*WHAT NEEDS TO BE DONE*: In how many lines of the records below does the word "pptx" appear? Reply with the number only.
*** Opening of TASK INPUT ***
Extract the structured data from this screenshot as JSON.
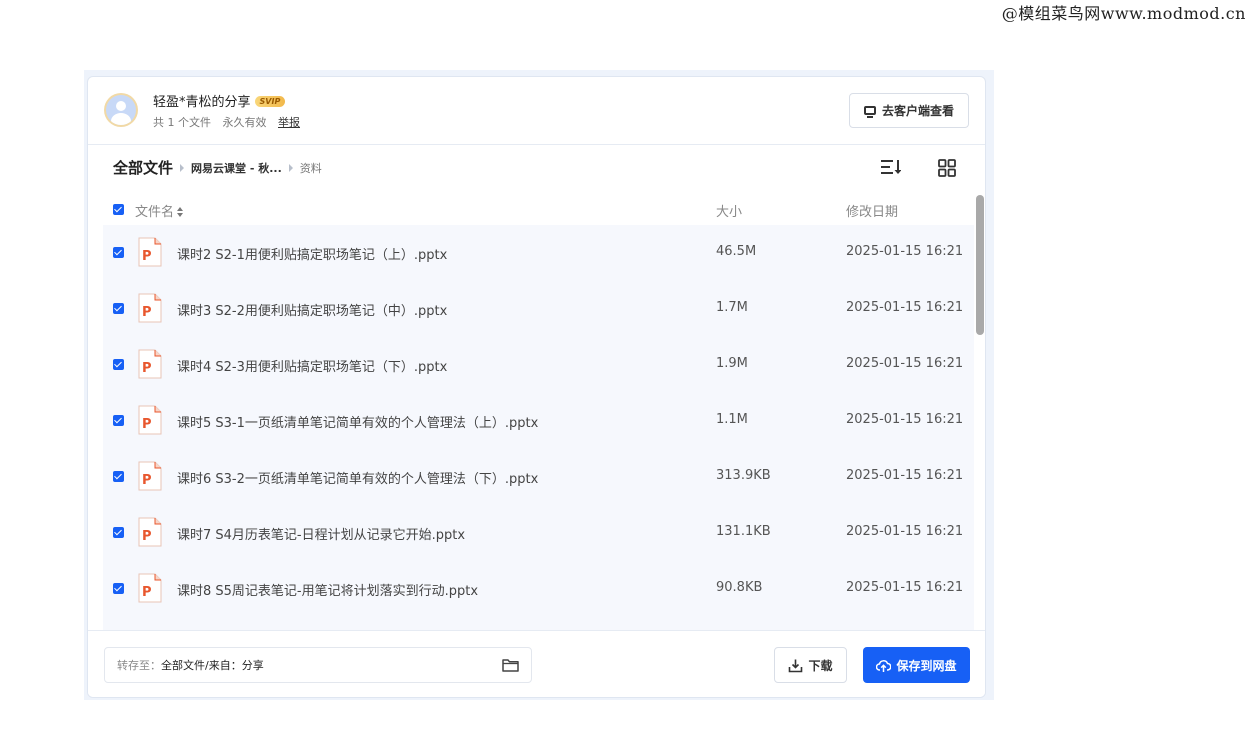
{
  "watermark": "@模组菜鸟网www.modmod.cn",
  "share": {
    "sharer_name": "轻盈*青松的分享",
    "badge": "SVIP",
    "file_count": "共 1 个文件",
    "validity": "永久有效",
    "report_link": "举报",
    "client_button": "去客户端查看"
  },
  "breadcrumb": {
    "root": "全部文件",
    "middle": "网易云课堂 - 秋...",
    "current": "资料"
  },
  "table": {
    "col_name": "文件名",
    "col_size": "大小",
    "col_date": "修改日期",
    "rows": [
      {
        "name": "课时2 S2-1用便利贴搞定职场笔记（上）.pptx",
        "size": "46.5M",
        "date": "2025-01-15 16:21"
      },
      {
        "name": "课时3 S2-2用便利贴搞定职场笔记（中）.pptx",
        "size": "1.7M",
        "date": "2025-01-15 16:21"
      },
      {
        "name": "课时4 S2-3用便利贴搞定职场笔记（下）.pptx",
        "size": "1.9M",
        "date": "2025-01-15 16:21"
      },
      {
        "name": "课时5 S3-1一页纸清单笔记简单有效的个人管理法（上）.pptx",
        "size": "1.1M",
        "date": "2025-01-15 16:21"
      },
      {
        "name": "课时6 S3-2一页纸清单笔记简单有效的个人管理法（下）.pptx",
        "size": "313.9KB",
        "date": "2025-01-15 16:21"
      },
      {
        "name": "课时7 S4月历表笔记-日程计划从记录它开始.pptx",
        "size": "131.1KB",
        "date": "2025-01-15 16:21"
      },
      {
        "name": "课时8 S5周记表笔记-用笔记将计划落实到行动.pptx",
        "size": "90.8KB",
        "date": "2025-01-15 16:21"
      }
    ]
  },
  "footer": {
    "dest_label": "转存至：",
    "dest_value": "全部文件/来自：分享",
    "download_label": "下载",
    "save_label": "保存到网盘"
  },
  "colors": {
    "accent": "#1760f5",
    "ppt_orange": "#e8572e",
    "row_bg": "#f6f8fd"
  }
}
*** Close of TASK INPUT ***
*TASK RESPONSE*: 7